South African utility Eskom has released a request for information (RFI) for the country's nuclear new build program. It stressed the exercise will not create any financial commitments or obligations to Eskom or the government.
Eskom released the RFI yesterday following a new decision by the Minister of Energy, Tina Joemat-Petterson, on 14 December that Eskom has been designated to procure the 9600 MWe of new nuclear generating capacity and South Africa's Nuclear Energy Corporation (Necsa) designated to procure a new research reactor and fuel manufacturing plant.
Eskom said the country's nuclear new build program "aims to procure generation capacity to ensure energy security and to facilitate the achievement of the greenhouse gas emission targets for South Africa and long-term alternatives for Eskom's current baseload fleet".
South Africa's Integrated Resource Plan (IRP) for 2010-2030 calls for construction of 9600 MWe of new nuclear capacity - supplying 23% of the country's electricity - with the first reactor to come online by 2023.
Court rules in Eskom's favour
Eskom today welcomed a decision by South Africa's Constitutional Court to dismiss an application by Westinghouse to review Eskom's 2014 award of a contract for six replacement steam generators for the Koeberg nuclear plant to Areva. Last December, the country's Supreme Court of Appeal upheld an appeal from Westinghouse against the contract, saying Eskom had taken into account considerations that lay outside the criteria for the tender.
Justice Raymond Zondo noted the minority judgment of Deputy Chief Justice Dikgang Moseneke with acting Justice Bosielo which stated "Westinghouse's claim that certain vital strategic tender requirements were irregularly considered mid-stream is not supported by a careful evaluation of the tender process."
"In my respectful view, the Supreme Court of Appeal erred by finding that the strategic consideration fell outside the bid evaluation criteria," the minority judgment said.
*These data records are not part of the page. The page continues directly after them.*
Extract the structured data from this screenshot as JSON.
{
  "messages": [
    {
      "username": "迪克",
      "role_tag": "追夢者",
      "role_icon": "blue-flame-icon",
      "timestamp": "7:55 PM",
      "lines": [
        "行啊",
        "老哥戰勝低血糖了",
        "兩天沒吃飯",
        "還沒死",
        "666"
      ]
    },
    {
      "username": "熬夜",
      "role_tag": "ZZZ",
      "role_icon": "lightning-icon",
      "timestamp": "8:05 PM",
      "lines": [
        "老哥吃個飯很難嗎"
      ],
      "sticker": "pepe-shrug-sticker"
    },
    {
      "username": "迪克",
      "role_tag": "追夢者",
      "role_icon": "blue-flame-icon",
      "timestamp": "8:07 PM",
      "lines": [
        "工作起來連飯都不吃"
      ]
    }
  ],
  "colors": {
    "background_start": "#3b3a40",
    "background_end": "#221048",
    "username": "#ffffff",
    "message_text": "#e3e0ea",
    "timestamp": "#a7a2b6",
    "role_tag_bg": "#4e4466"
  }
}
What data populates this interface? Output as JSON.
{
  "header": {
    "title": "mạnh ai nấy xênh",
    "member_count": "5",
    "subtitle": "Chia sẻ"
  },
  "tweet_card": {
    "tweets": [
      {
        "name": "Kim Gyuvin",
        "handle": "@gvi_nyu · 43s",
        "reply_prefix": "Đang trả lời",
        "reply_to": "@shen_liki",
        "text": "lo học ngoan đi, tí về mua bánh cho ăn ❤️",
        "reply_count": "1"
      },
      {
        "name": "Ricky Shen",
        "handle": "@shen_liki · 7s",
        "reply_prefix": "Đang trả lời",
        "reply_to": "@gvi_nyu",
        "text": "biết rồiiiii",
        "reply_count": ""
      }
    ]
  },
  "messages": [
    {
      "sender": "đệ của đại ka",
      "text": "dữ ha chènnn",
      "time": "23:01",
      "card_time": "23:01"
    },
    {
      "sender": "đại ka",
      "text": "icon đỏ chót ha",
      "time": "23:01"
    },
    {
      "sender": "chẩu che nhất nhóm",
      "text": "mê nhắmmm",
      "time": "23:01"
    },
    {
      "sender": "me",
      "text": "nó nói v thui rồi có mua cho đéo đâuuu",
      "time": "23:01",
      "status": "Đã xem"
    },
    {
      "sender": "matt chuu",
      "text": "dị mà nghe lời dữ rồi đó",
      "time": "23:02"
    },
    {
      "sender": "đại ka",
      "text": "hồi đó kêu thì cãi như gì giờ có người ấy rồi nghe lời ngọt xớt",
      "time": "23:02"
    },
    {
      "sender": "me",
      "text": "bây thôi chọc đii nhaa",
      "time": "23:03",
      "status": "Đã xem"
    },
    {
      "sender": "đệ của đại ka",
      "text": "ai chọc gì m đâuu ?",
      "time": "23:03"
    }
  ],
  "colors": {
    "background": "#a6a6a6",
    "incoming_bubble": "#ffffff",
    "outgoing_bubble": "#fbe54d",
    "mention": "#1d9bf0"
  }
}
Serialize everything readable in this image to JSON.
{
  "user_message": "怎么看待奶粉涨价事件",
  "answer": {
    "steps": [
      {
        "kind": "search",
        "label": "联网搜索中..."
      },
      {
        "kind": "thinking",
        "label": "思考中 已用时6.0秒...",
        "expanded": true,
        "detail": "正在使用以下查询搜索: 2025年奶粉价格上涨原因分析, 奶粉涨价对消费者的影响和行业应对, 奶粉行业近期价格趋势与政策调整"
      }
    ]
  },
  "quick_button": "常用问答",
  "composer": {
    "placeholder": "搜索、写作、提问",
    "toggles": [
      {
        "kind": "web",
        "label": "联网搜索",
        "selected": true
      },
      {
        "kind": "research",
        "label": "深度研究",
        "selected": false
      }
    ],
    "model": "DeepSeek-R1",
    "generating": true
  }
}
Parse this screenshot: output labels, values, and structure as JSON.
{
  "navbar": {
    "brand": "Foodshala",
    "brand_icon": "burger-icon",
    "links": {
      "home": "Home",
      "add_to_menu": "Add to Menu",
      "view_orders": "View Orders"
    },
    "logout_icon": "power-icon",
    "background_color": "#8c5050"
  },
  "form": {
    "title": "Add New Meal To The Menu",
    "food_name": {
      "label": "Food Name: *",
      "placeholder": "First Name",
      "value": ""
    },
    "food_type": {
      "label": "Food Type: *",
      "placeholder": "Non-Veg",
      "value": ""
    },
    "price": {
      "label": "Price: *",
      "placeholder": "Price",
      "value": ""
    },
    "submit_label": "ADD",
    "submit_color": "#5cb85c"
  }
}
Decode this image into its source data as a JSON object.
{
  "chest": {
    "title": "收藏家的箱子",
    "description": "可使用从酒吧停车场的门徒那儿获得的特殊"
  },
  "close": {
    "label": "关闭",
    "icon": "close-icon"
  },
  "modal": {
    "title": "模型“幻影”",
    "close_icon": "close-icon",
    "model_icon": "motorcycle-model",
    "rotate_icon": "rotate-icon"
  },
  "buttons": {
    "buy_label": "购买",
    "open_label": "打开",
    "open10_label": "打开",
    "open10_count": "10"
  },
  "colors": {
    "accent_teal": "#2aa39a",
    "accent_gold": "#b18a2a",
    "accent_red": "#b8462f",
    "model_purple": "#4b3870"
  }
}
Eskom said, "Today's judgment confirms that Eskom follows a robust governance process in the awarding of the contracts."
"The intention to create a South African full-scope civil nuclear power program, as defined in the Nuclear Energy Policy (NEP) and to meet the needs defined in the IRP 2010 (as updated), requires South Africa to have a long-term partner to support the establishment of a full-scope nuclear fuel cycle, as well as the construction of a Commercial Production Reactor (CPR) [for isotope production] to replace the current Safari-1, the existing CPR," the utility said.
The company noted the RFI is a "stand-alone information-gathering exercise and market-testing exercise only" that covers both Eskom's and Necsa's requirement. It stressed it is not a competitive tender. "The information provided will not be used as a basis for awarding a contract or order, or in any manner preclude a supplier's participation in future competitive tender/enquiry," Eskom said.
The RFI seeks to gather information including experience related to recent nuclear project capacities and costs, proposed financing solutions and localization opportunities, Eskom said. The information gathered, it said, would also be used to supplement Eskom's response to the current draft IRP for 2016. "The information will be used by Eskom and Necsa to finalize its submission to the Departments including Public Enterprises, Energy and National Treasury and Cabinet to satisfy all relevant and applicable legislative and governance requirements for the potential nuclear new build program."
Eskom noted, "New potential nuclear capacity will be procured through fair, equitable, transparent, competitive and cost-effective tendering procedures."
The closing date for responses to the RFI is 28 April.
The Nuclear Industry Association of South Africa (NIASA) welcomed the release of Eskom's RFI.
NIASA managing director Knox Msebenzi said, "An RFI is a very sensible starting point as it is generally used to help identify solutions to a business-related issue that may not be immediately evident or clearly defined. The RFI is used to gather vital information to guide a transparent and fair procurement process, not to make a selection or award a contract to a particular vendor."
Earlier this year Eskom, operator of the country's existing nuclear capacity at Koeberg, submitted site applications for nuclear installations at Thyspunt, in the Eastern Cape, and Duynefontein, in the Western Cape, to the country's National Nuclear Regulator. The applications are now undergoing public comment as part of the regulator's public participation process.
Researched and written
by World Nuclear News